By Ken Levy | Skeptic
When we add in all of the other tragedies—all the violence, pain, suffering, and premature death that occur on this planet—the same question becomes correspondingly more difficult to answer.
This is the problem of evil, an argument that is typically used in support of atheism. If God were omnibenevolent, He would want to minimize such evils as violence, pain, suffering, and premature death; if God were omniscient, He would know everything that is happening in the universe; and if God were omnipotent, He would be able to act on His omnibenevolence and omniscience to prevent most or all evil from occurring. Yet all of this evil still occurs. Therefore God—an omniscient, omnipotent, and omnibenevolent being—probably does not exist. If a higher intelligence exists at all, it probably lacks at least one of these three qualities.

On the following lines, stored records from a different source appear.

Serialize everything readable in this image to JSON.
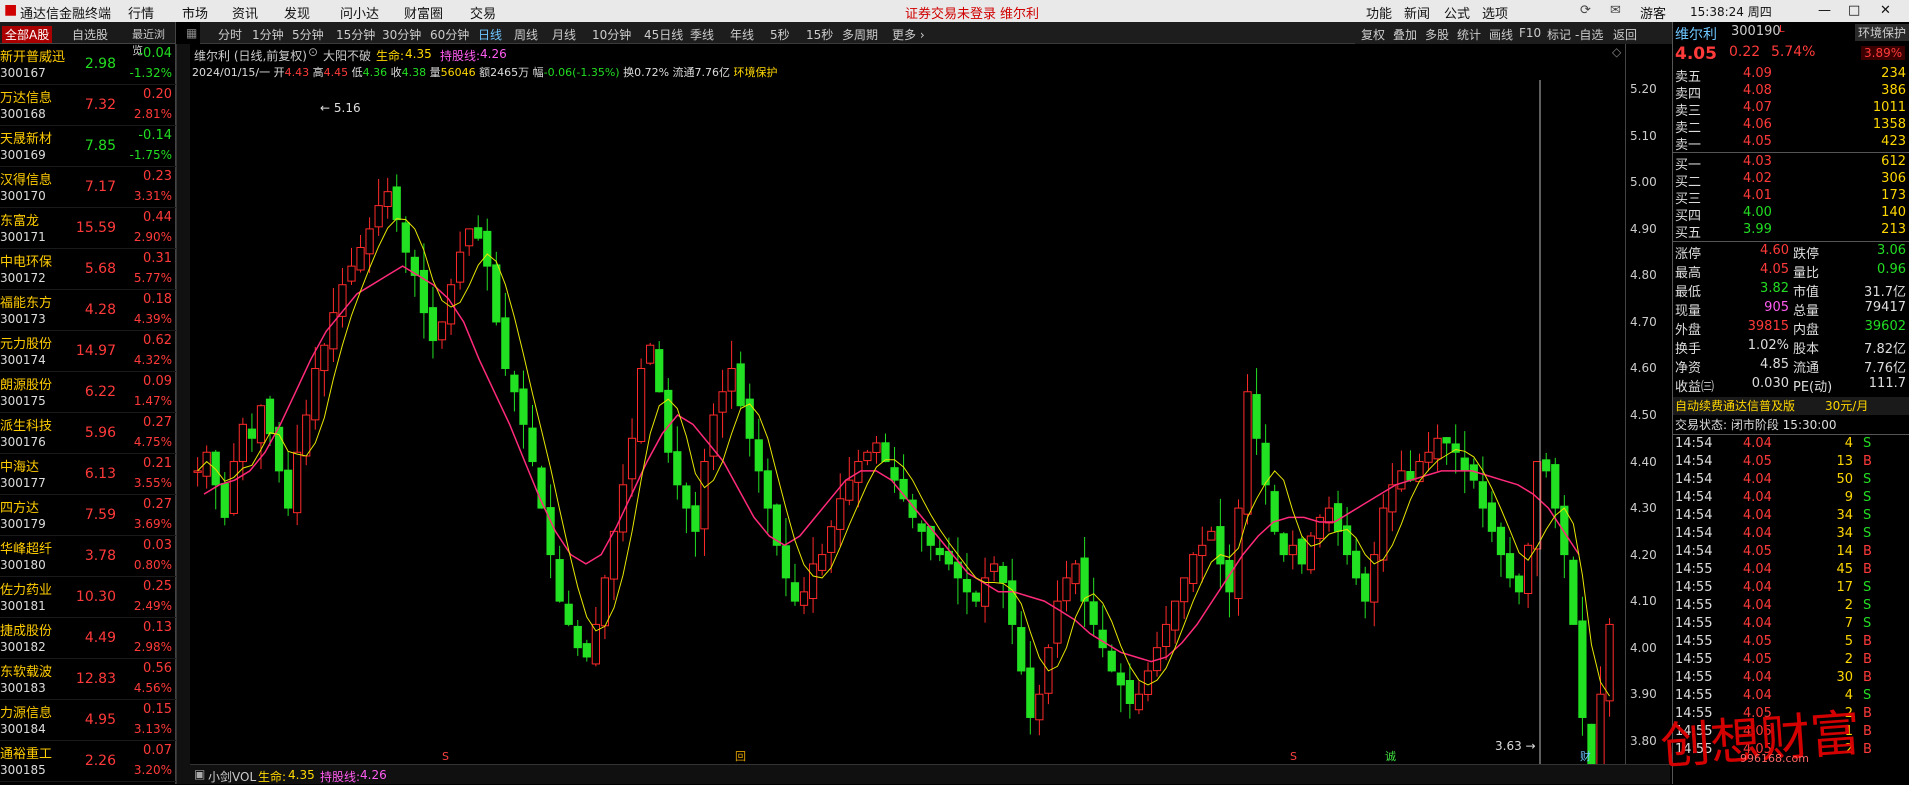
{
  "menu": {
    "app_title": "通达信金融终端",
    "items": [
      "行情",
      "市场",
      "资讯",
      "发现",
      "问小达",
      "财富圈",
      "交易"
    ],
    "login_warning": "证券交易未登录",
    "stock_name": "维尔利",
    "right_items": [
      "功能",
      "新闻",
      "公式",
      "选项"
    ],
    "guest": "游客",
    "clock": "15:38:24 周四"
  },
  "left": {
    "tabs": [
      "全部A股",
      "自选股",
      "最近浏览"
    ],
    "rows": [
      {
        "name": "新开普威迅",
        "code": "300167",
        "price": "2.98",
        "chg": "-0.04",
        "pct": "-1.32%",
        "dir": "dn"
      },
      {
        "name": "万达信息",
        "code": "300168",
        "price": "7.32",
        "chg": "0.20",
        "pct": "2.81%",
        "dir": "up"
      },
      {
        "name": "天晟新材",
        "code": "300169",
        "price": "7.85",
        "chg": "-0.14",
        "pct": "-1.75%",
        "dir": "dn"
      },
      {
        "name": "汉得信息",
        "code": "300170",
        "price": "7.17",
        "chg": "0.23",
        "pct": "3.31%",
        "dir": "up"
      },
      {
        "name": "东富龙",
        "code": "300171",
        "price": "15.59",
        "chg": "0.44",
        "pct": "2.90%",
        "dir": "up"
      },
      {
        "name": "中电环保",
        "code": "300172",
        "price": "5.68",
        "chg": "0.31",
        "pct": "5.77%",
        "dir": "up"
      },
      {
        "name": "福能东方",
        "code": "300173",
        "price": "4.28",
        "chg": "0.18",
        "pct": "4.39%",
        "dir": "up"
      },
      {
        "name": "元力股份",
        "code": "300174",
        "price": "14.97",
        "chg": "0.62",
        "pct": "4.32%",
        "dir": "up"
      },
      {
        "name": "朗源股份",
        "code": "300175",
        "price": "6.22",
        "chg": "0.09",
        "pct": "1.47%",
        "dir": "up"
      },
      {
        "name": "派生科技",
        "code": "300176",
        "price": "5.96",
        "chg": "0.27",
        "pct": "4.75%",
        "dir": "up"
      },
      {
        "name": "中海达",
        "code": "300177",
        "price": "6.13",
        "chg": "0.21",
        "pct": "3.55%",
        "dir": "up"
      },
      {
        "name": "四方达",
        "code": "300179",
        "price": "7.59",
        "chg": "0.27",
        "pct": "3.69%",
        "dir": "up"
      },
      {
        "name": "华峰超纤",
        "code": "300180",
        "price": "3.78",
        "chg": "0.03",
        "pct": "0.80%",
        "dir": "up"
      },
      {
        "name": "佐力药业",
        "code": "300181",
        "price": "10.30",
        "chg": "0.25",
        "pct": "2.49%",
        "dir": "up"
      },
      {
        "name": "捷成股份",
        "code": "300182",
        "price": "4.49",
        "chg": "0.13",
        "pct": "2.98%",
        "dir": "up"
      },
      {
        "name": "东软载波",
        "code": "300183",
        "price": "12.83",
        "chg": "0.56",
        "pct": "4.56%",
        "dir": "up"
      },
      {
        "name": "力源信息",
        "code": "300184",
        "price": "4.95",
        "chg": "0.15",
        "pct": "3.13%",
        "dir": "up"
      },
      {
        "name": "通裕重工",
        "code": "300185",
        "price": "2.26",
        "chg": "0.07",
        "pct": "3.20%",
        "dir": "up"
      }
    ]
  },
  "period": {
    "items": [
      "分时",
      "1分钟",
      "5分钟",
      "15分钟",
      "30分钟",
      "60分钟",
      "日线",
      "周线",
      "月线",
      "10分钟",
      "45日线",
      "季线",
      "年线",
      "5秒",
      "15秒",
      "多周期",
      "更多 ›"
    ],
    "selected": "日线"
  },
  "toolbar": {
    "items": [
      "复权",
      "叠加",
      "多股",
      "统计",
      "画线",
      "F10",
      "标记",
      "-自选",
      "返回"
    ]
  },
  "chart": {
    "title": "维尔利 (日线,前复权)",
    "indicator": "大阳不破",
    "life_label": "生命:",
    "life_value": "4.35",
    "hold_label": "持股线:",
    "hold_value": "4.26",
    "date": "2024/01/15/一",
    "open_l": "开",
    "open": "4.43",
    "high_l": "高",
    "high": "4.45",
    "low_l": "低",
    "low": "4.36",
    "close_l": "收",
    "close": "4.38",
    "vol_l": "量",
    "vol": "56046",
    "amt_l": "额",
    "amt": "2465万",
    "amp_l": "幅",
    "amp": "-0.06(-1.35%)",
    "turn_l": "换",
    "turn": "0.72%",
    "flow_l": "流通",
    "flow": "7.76亿",
    "tag": "环境保护",
    "max_label": "5.16",
    "min_label": "3.63",
    "y_ticks": [
      "5.20",
      "5.10",
      "5.00",
      "4.90",
      "4.80",
      "4.70",
      "4.60",
      "4.50",
      "4.40",
      "4.30",
      "4.20",
      "4.10",
      "4.00",
      "3.90",
      "3.80"
    ],
    "markers": [
      "S",
      "回",
      "S",
      "诚",
      "财"
    ]
  },
  "vol": {
    "name": "小剑VOL",
    "life_label": "生命:",
    "life_value": "4.35",
    "hold_label": "持股线:",
    "hold_value": "4.26"
  },
  "chart_data": {
    "type": "candlestick",
    "title": "维尔利 (日线,前复权)",
    "ylim": [
      3.75,
      5.22
    ],
    "ticks": [
      5.2,
      5.1,
      5.0,
      4.9,
      4.8,
      4.7,
      4.6,
      4.5,
      4.4,
      4.3,
      4.2,
      4.1,
      4.0,
      3.9,
      3.8
    ],
    "max": 5.16,
    "min": 3.63,
    "close_path": [
      4.38,
      4.42,
      4.35,
      4.28,
      4.4,
      4.48,
      4.45,
      4.52,
      4.46,
      4.38,
      4.3,
      4.42,
      4.5,
      4.6,
      4.65,
      4.72,
      4.78,
      4.82,
      4.86,
      4.9,
      4.95,
      4.98,
      4.92,
      4.85,
      4.8,
      4.72,
      4.66,
      4.7,
      4.78,
      4.85,
      4.9,
      4.88,
      4.82,
      4.7,
      4.6,
      4.55,
      4.48,
      4.4,
      4.3,
      4.2,
      4.1,
      4.05,
      4.0,
      3.98,
      4.05,
      4.15,
      4.25,
      4.35,
      4.45,
      4.6,
      4.65,
      4.55,
      4.42,
      4.35,
      4.3,
      4.25,
      4.4,
      4.5,
      4.55,
      4.6,
      4.52,
      4.45,
      4.38,
      4.3,
      4.22,
      4.15,
      4.1,
      4.12,
      4.18,
      4.2,
      4.26,
      4.32,
      4.36,
      4.4,
      4.42,
      4.44,
      4.4,
      4.36,
      4.32,
      4.28,
      4.25,
      4.22,
      4.2,
      4.18,
      4.15,
      4.12,
      4.1,
      4.15,
      4.18,
      4.14,
      4.05,
      3.95,
      3.85,
      3.9,
      4.0,
      4.1,
      4.15,
      4.18,
      4.1,
      4.05,
      4.0,
      3.95,
      3.92,
      3.88,
      3.9,
      3.95,
      4.0,
      4.05,
      4.1,
      4.15,
      4.2,
      4.22,
      4.25,
      4.18,
      4.12,
      4.3,
      4.55,
      4.45,
      4.35,
      4.25,
      4.2,
      4.22,
      4.18,
      4.24,
      4.28,
      4.3,
      4.25,
      4.2,
      4.15,
      4.1,
      4.2,
      4.3,
      4.35,
      4.38,
      4.36,
      4.4,
      4.42,
      4.45,
      4.44,
      4.42,
      4.38,
      4.36,
      4.3,
      4.25,
      4.2,
      4.15,
      4.12,
      4.22,
      4.4,
      4.38,
      4.3,
      4.2,
      4.05,
      3.85,
      3.63,
      3.9,
      4.05
    ],
    "ma_path": [
      4.33,
      4.35,
      4.36,
      4.38,
      4.42,
      4.48,
      4.55,
      4.62,
      4.68,
      4.72,
      4.76,
      4.78,
      4.8,
      4.82,
      4.8,
      4.78,
      4.75,
      4.7,
      4.62,
      4.55,
      4.48,
      4.4,
      4.32,
      4.25,
      4.2,
      4.18,
      4.2,
      4.26,
      4.33,
      4.4,
      4.46,
      4.5,
      4.48,
      4.44,
      4.4,
      4.34,
      4.28,
      4.24,
      4.22,
      4.24,
      4.28,
      4.32,
      4.36,
      4.38,
      4.38,
      4.36,
      4.32,
      4.28,
      4.24,
      4.2,
      4.16,
      4.14,
      4.12,
      4.12,
      4.11,
      4.1,
      4.08,
      4.06,
      4.03,
      4.01,
      3.99,
      3.98,
      3.97,
      3.98,
      4.01,
      4.05,
      4.1,
      4.15,
      4.2,
      4.24,
      4.27,
      4.28,
      4.28,
      4.27,
      4.27,
      4.29,
      4.31,
      4.33,
      4.35,
      4.36,
      4.37,
      4.38,
      4.38,
      4.38,
      4.37,
      4.36,
      4.35,
      4.33,
      4.3,
      4.25,
      4.2
    ]
  },
  "quote": {
    "name": "维尔利",
    "code": "300190",
    "flag": "L",
    "tag": "环境保护",
    "price": "4.05",
    "chg": "0.22",
    "pct": "5.74%",
    "weibi": "3.89%",
    "asks": [
      {
        "l": "卖五",
        "p": "4.09",
        "v": "234"
      },
      {
        "l": "卖四",
        "p": "4.08",
        "v": "386"
      },
      {
        "l": "卖三",
        "p": "4.07",
        "v": "1011"
      },
      {
        "l": "卖二",
        "p": "4.06",
        "v": "1358"
      },
      {
        "l": "卖一",
        "p": "4.05",
        "v": "423"
      }
    ],
    "bids": [
      {
        "l": "买一",
        "p": "4.03",
        "v": "612"
      },
      {
        "l": "买二",
        "p": "4.02",
        "v": "306"
      },
      {
        "l": "买三",
        "p": "4.01",
        "v": "173"
      },
      {
        "l": "买四",
        "p": "4.00",
        "v": "140"
      },
      {
        "l": "买五",
        "p": "3.99",
        "v": "213"
      }
    ],
    "stats": [
      {
        "a": "涨停",
        "b": "4.60",
        "bc": "up",
        "c": "跌停",
        "d": "3.06",
        "dc": "dn"
      },
      {
        "a": "最高",
        "b": "4.05",
        "bc": "up",
        "c": "量比",
        "d": "0.96",
        "dc": "dn"
      },
      {
        "a": "最低",
        "b": "3.82",
        "bc": "dn",
        "c": "市值",
        "d": "31.7亿",
        "dc": "wh"
      },
      {
        "a": "现量",
        "b": "905",
        "bc": "pk",
        "c": "总量",
        "d": "79417",
        "dc": "wh"
      },
      {
        "a": "外盘",
        "b": "39815",
        "bc": "up",
        "c": "内盘",
        "d": "39602",
        "dc": "dn"
      },
      {
        "a": "换手",
        "b": "1.02%",
        "bc": "wh",
        "c": "股本",
        "d": "7.82亿",
        "dc": "wh"
      },
      {
        "a": "净资",
        "b": "4.85",
        "bc": "wh",
        "c": "流通",
        "d": "7.76亿",
        "dc": "wh"
      },
      {
        "a": "收益㈢",
        "b": "0.030",
        "bc": "wh",
        "c": "PE(动)",
        "d": "111.7",
        "dc": "wh"
      }
    ],
    "ad": "自动续费通达信普及版",
    "ad_price": "30元/月",
    "status": "交易状态: 闭市阶段 15:30:00",
    "ticks": [
      {
        "t": "14:54",
        "p": "4.04",
        "v": "4",
        "s": "S"
      },
      {
        "t": "14:54",
        "p": "4.05",
        "v": "13",
        "s": "B"
      },
      {
        "t": "14:54",
        "p": "4.04",
        "v": "50",
        "s": "S"
      },
      {
        "t": "14:54",
        "p": "4.04",
        "v": "9",
        "s": "S"
      },
      {
        "t": "14:54",
        "p": "4.04",
        "v": "34",
        "s": "S"
      },
      {
        "t": "14:54",
        "p": "4.04",
        "v": "34",
        "s": "S"
      },
      {
        "t": "14:54",
        "p": "4.05",
        "v": "14",
        "s": "B"
      },
      {
        "t": "14:55",
        "p": "4.04",
        "v": "45",
        "s": "B"
      },
      {
        "t": "14:55",
        "p": "4.04",
        "v": "17",
        "s": "S"
      },
      {
        "t": "14:55",
        "p": "4.04",
        "v": "2",
        "s": "S"
      },
      {
        "t": "14:55",
        "p": "4.04",
        "v": "7",
        "s": "S"
      },
      {
        "t": "14:55",
        "p": "4.05",
        "v": "5",
        "s": "B"
      },
      {
        "t": "14:55",
        "p": "4.05",
        "v": "2",
        "s": "B"
      },
      {
        "t": "14:55",
        "p": "4.04",
        "v": "30",
        "s": "B"
      },
      {
        "t": "14:55",
        "p": "4.04",
        "v": "4",
        "s": "S"
      },
      {
        "t": "14:55",
        "p": "4.05",
        "v": "2",
        "s": "B"
      },
      {
        "t": "14:55",
        "p": "4.05",
        "v": "1",
        "s": "B"
      },
      {
        "t": "14:55",
        "p": "4.05",
        "v": "2",
        "s": "B"
      }
    ]
  },
  "watermark": {
    "text": "创想财富",
    "url": "996168.com"
  }
}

Theists, or believers, generally respond to this argument by proposing two reasons to believe that God’s existence is perfectly compatible with all of the evil that we observe and experience:
- Despite His omnipotence, God simply could not have created a world that lacked evil. If there is to be good, there must also be evil. The existence of evil makes good possible.
Evil contributes to a much greater or higher good. For example, suffering builds moral character or brings victims much closer to God or to each other.
Believers always have at least these fallback answers at their disposal to allay any theological doubts. But the very fact that these two hypotheses can be applied no matter the kind or degree of evil in question should make us suspicious. Quite simply, they prove too much. They commit theists to the incredible position that God’s existence should not be doubted even if the degree of evil in the world far outweighs the good. Atheists are right to respond to this theistic “spin”: if God exists no matter how much evil there is, then what good is He in the first place? Better, it would seem, to have much less evil and no God than much more evil and God.
Believers typically supplement (2) above with the “free will defense”: God preferred to create a world in which humans have free will and therefore the capacity to perform evil acts rather than a world in which they lack free will. He preferred this world, a world in which humans are free to do wrong, because it is far more valuable, both in itself and to humans themselves, than a world in which they are forced always to be good. Humans who consciously make the choice to follow God’s commands—notably the moral laws embodied in the believer’s holy text, such as the Ten Commandments—experience and exhibit a much more profound knowledge of, and love for, God than humans who follow them out of either primitive fear or blind compulsion, or don’t follow them at all.